### Exercise brief
Reproduce the records below exactly as they appear, omitting any pictures they contain.

### Records provided
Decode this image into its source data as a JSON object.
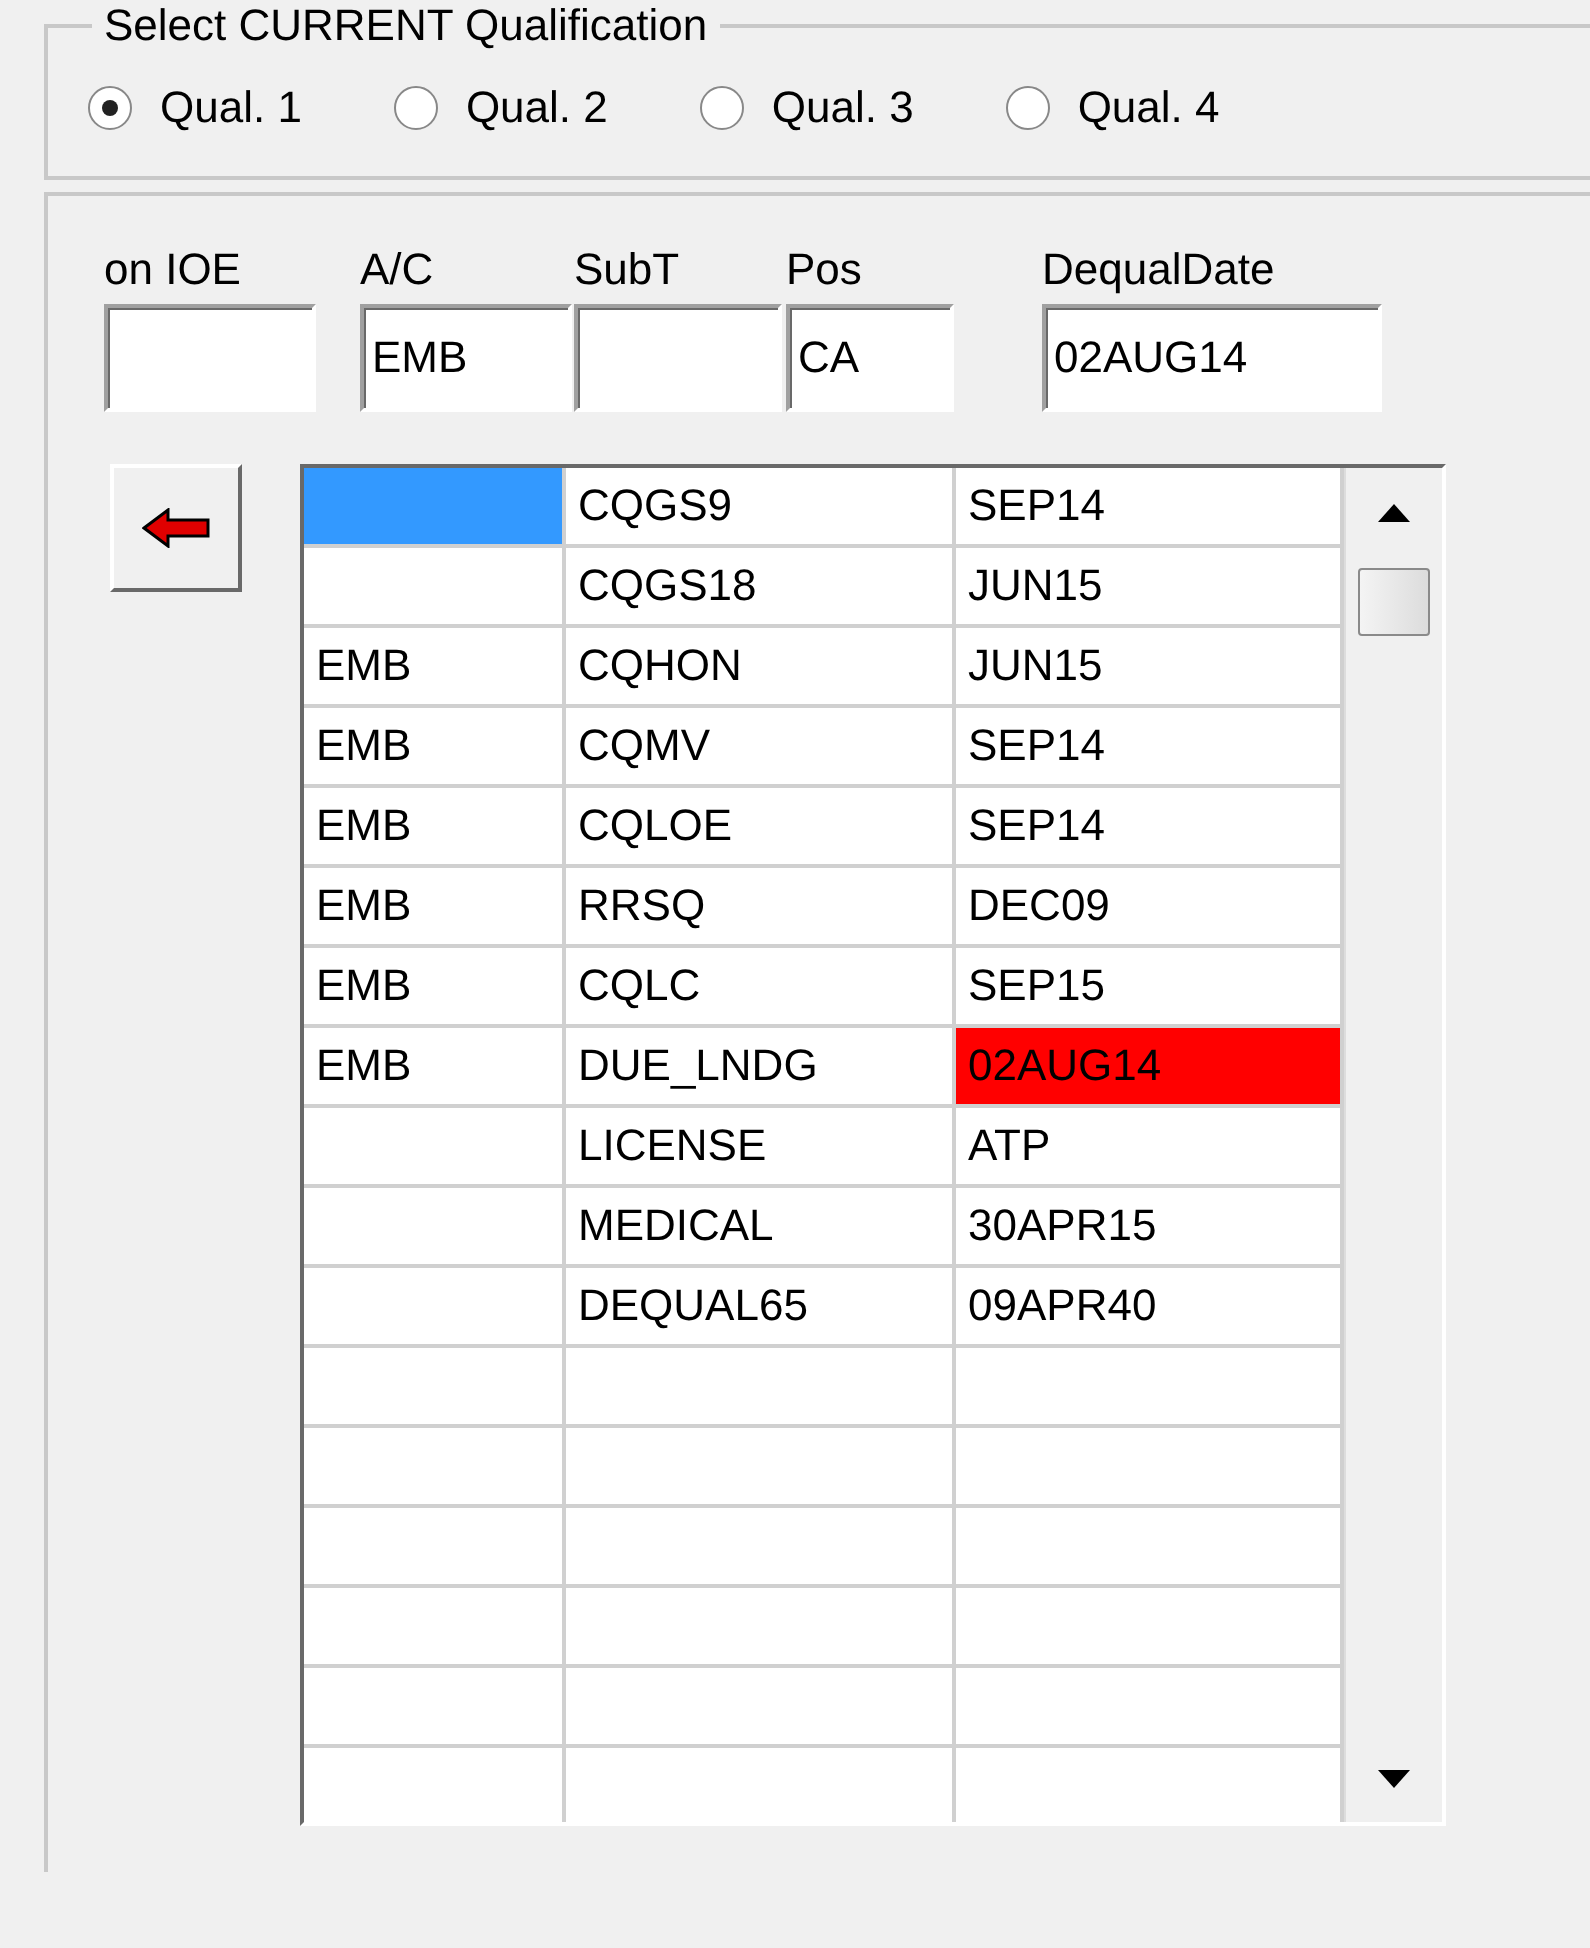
{
  "qualification_group": {
    "title": "Select CURRENT Qualification",
    "options": [
      {
        "label": "Qual. 1",
        "selected": true
      },
      {
        "label": "Qual. 2",
        "selected": false
      },
      {
        "label": "Qual. 3",
        "selected": false
      },
      {
        "label": "Qual. 4",
        "selected": false
      }
    ]
  },
  "fields": [
    {
      "label": "on IOE"
    },
    {
      "label": "A/C",
      "value": "EMB"
    },
    {
      "label": "SubT"
    },
    {
      "label": "Pos",
      "value": "CA"
    },
    {
      "label": "DequalDate",
      "value": "02AUG14"
    }
  ],
  "grid": {
    "rows": [
      {
        "item": "CQGS9",
        "date": "SEP14",
        "selected": true,
        "alert": false
      },
      {
        "item": "CQGS18",
        "date": "JUN15",
        "selected": false,
        "alert": false
      },
      {
        "ac": "EMB",
        "item": "CQHON",
        "date": "JUN15",
        "selected": false,
        "alert": false
      },
      {
        "ac": "EMB",
        "item": "CQMV",
        "date": "SEP14",
        "selected": false,
        "alert": false
      },
      {
        "ac": "EMB",
        "item": "CQLOE",
        "date": "SEP14",
        "selected": false,
        "alert": false
      },
      {
        "ac": "EMB",
        "item": "RRSQ",
        "date": "DEC09",
        "selected": false,
        "alert": false
      },
      {
        "ac": "EMB",
        "item": "CQLC",
        "date": "SEP15",
        "selected": false,
        "alert": false
      },
      {
        "ac": "EMB",
        "item": "DUE_LNDG",
        "date": "02AUG14",
        "selected": false,
        "alert": true
      },
      {
        "item": "LICENSE",
        "date": "ATP",
        "selected": false,
        "alert": false
      },
      {
        "item": "MEDICAL",
        "date": "30APR15",
        "selected": false,
        "alert": false
      },
      {
        "item": "DEQUAL65",
        "date": "09APR40",
        "selected": false,
        "alert": false
      }
    ]
  }
}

### Answer space
Decode this image into its source data as a JSON object.
{
  "qualification_group": {
    "title": "Select CURRENT Qualification",
    "options": [
      {
        "label": "Qual. 1",
        "selected": true
      },
      {
        "label": "Qual. 2",
        "selected": false
      },
      {
        "label": "Qual. 3",
        "selected": false
      },
      {
        "label": "Qual. 4",
        "selected": false
      }
    ]
  },
  "fields": [
    {
      "label": "on IOE"
    },
    {
      "label": "A/C",
      "value": "EMB"
    },
    {
      "label": "SubT"
    },
    {
      "label": "Pos",
      "value": "CA"
    },
    {
      "label": "DequalDate",
      "value": "02AUG14"
    }
  ],
  "grid": {
    "rows": [
      {
        "item": "CQGS9",
        "date": "SEP14",
        "selected": true,
        "alert": false
      },
      {
        "item": "CQGS18",
        "date": "JUN15",
        "selected": false,
        "alert": false
      },
      {
        "ac": "EMB",
        "item": "CQHON",
        "date": "JUN15",
        "selected": false,
        "alert": false
      },
      {
        "ac": "EMB",
        "item": "CQMV",
        "date": "SEP14",
        "selected": false,
        "alert": false
      },
      {
        "ac": "EMB",
        "item": "CQLOE",
        "date": "SEP14",
        "selected": false,
        "alert": false
      },
      {
        "ac": "EMB",
        "item": "RRSQ",
        "date": "DEC09",
        "selected": false,
        "alert": false
      },
      {
        "ac": "EMB",
        "item": "CQLC",
        "date": "SEP15",
        "selected": false,
        "alert": false
      },
      {
        "ac": "EMB",
        "item": "DUE_LNDG",
        "date": "02AUG14",
        "selected": false,
        "alert": true
      },
      {
        "item": "LICENSE",
        "date": "ATP",
        "selected": false,
        "alert": false
      },
      {
        "item": "MEDICAL",
        "date": "30APR15",
        "selected": false,
        "alert": false
      },
      {
        "item": "DEQUAL65",
        "date": "09APR40",
        "selected": false,
        "alert": false
      }
    ]
  }
}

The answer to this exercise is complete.